    Out of Staters - For those of you planning on attending law school out of state, a big factor is whether or not you can obtain in-state residency tuition.  If you can, you will realize a substantial savings.  You may be able to find out the in-state residency requirements by phoning the administration desk of the law school you plan to attend, but most likely, this will turn into your first legal research project.  Go to a law library and head for the statutes of the state in which you plan to attend.  You'll need to find a law library with multiple state statutes and hope they carry the state you're interested in, or go online to see if the state statutes are databased somewhere (try and scroll down to “US State Laws” section).  Once you’ve read the applicable statute, be sure to make a copy.  Keep that copy with you in case you decide to make a claim for residency tuition anytime before or during law school. 

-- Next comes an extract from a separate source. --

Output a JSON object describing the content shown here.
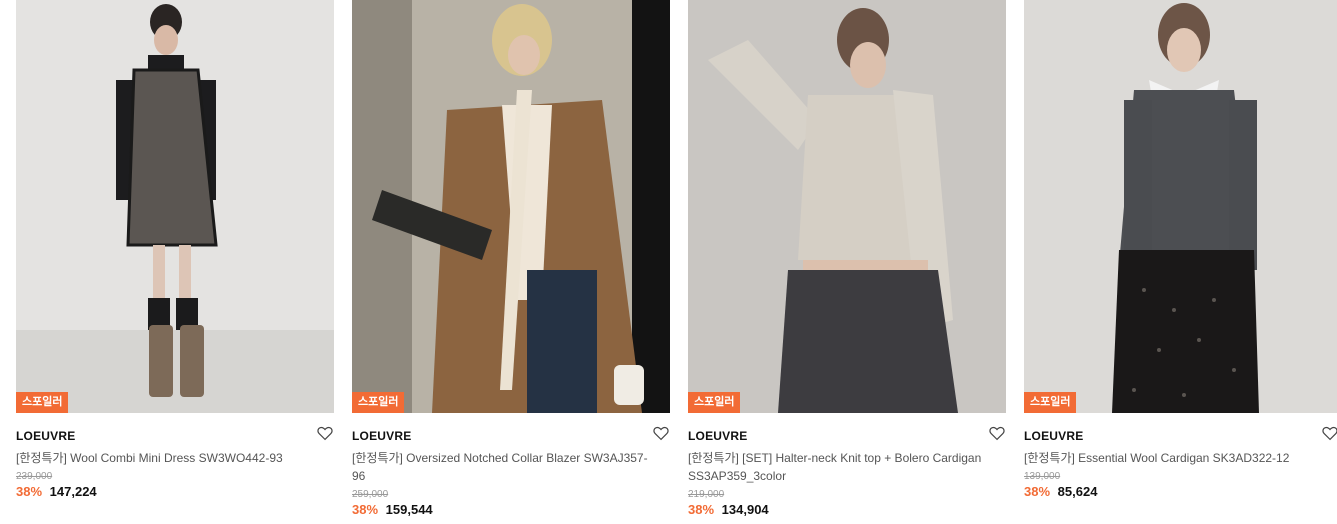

    Normally, the issue at play in these residency questions is whether or not you moved to the state exclusively for educational reasons (in which case you’ll be charged out of state rates all three years).  The converse then is this: if you can show that you are truly a resident of the state in question (for tuition purposes) you are entitled to in-state rates after your first year.  Don’t confuse residency-for-education purposes with other forms of state residency.  For instance, you might be a resident of the state for taxation purposes and not a resident for education purposes.  Yes, that seems ludicrous, but these statutes exist.  Generally, if you move to the state, register to vote, take a drivers license in that state, and do other actions tending to show residency, you have a decent shot at winning a claim for in-state tuition.  You will be told that you have no chance of obtaining in-state rates.  The statute will look as though you will definitely lose your claim, but in almost all cases you should file a request for in-state tuition.  You have a much better chance of having your request granted than you think.

    The remaining worksheet numbers will not have this in-state, out of state split.  Everyone (both in-state and out-of-state applicants) must remember to multiply the tuition and fees figure out to three years!  So, if the school gives tuition and fees in semester form, then multiply by six.  If the school gives tuition and fees in annual form, then multiply by three.

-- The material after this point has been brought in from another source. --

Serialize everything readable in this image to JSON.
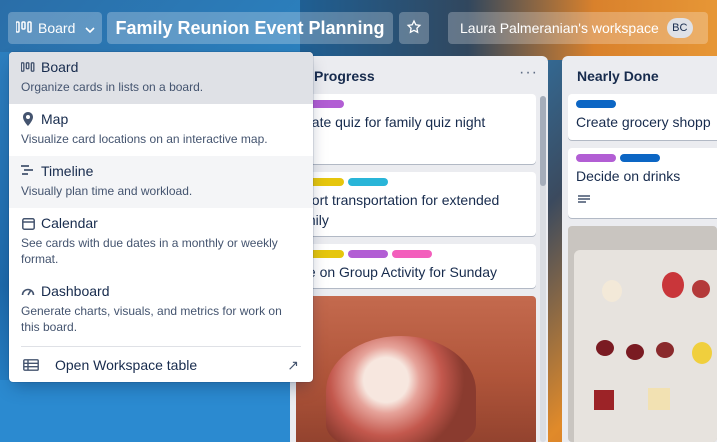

    Books - Books will cost you $300 to $500 dollars per semester.  Again, don't forget to multiply by six.

    Support Materials - Support materials such as gouges, tapes, etc, will cost approximately $100 per semester.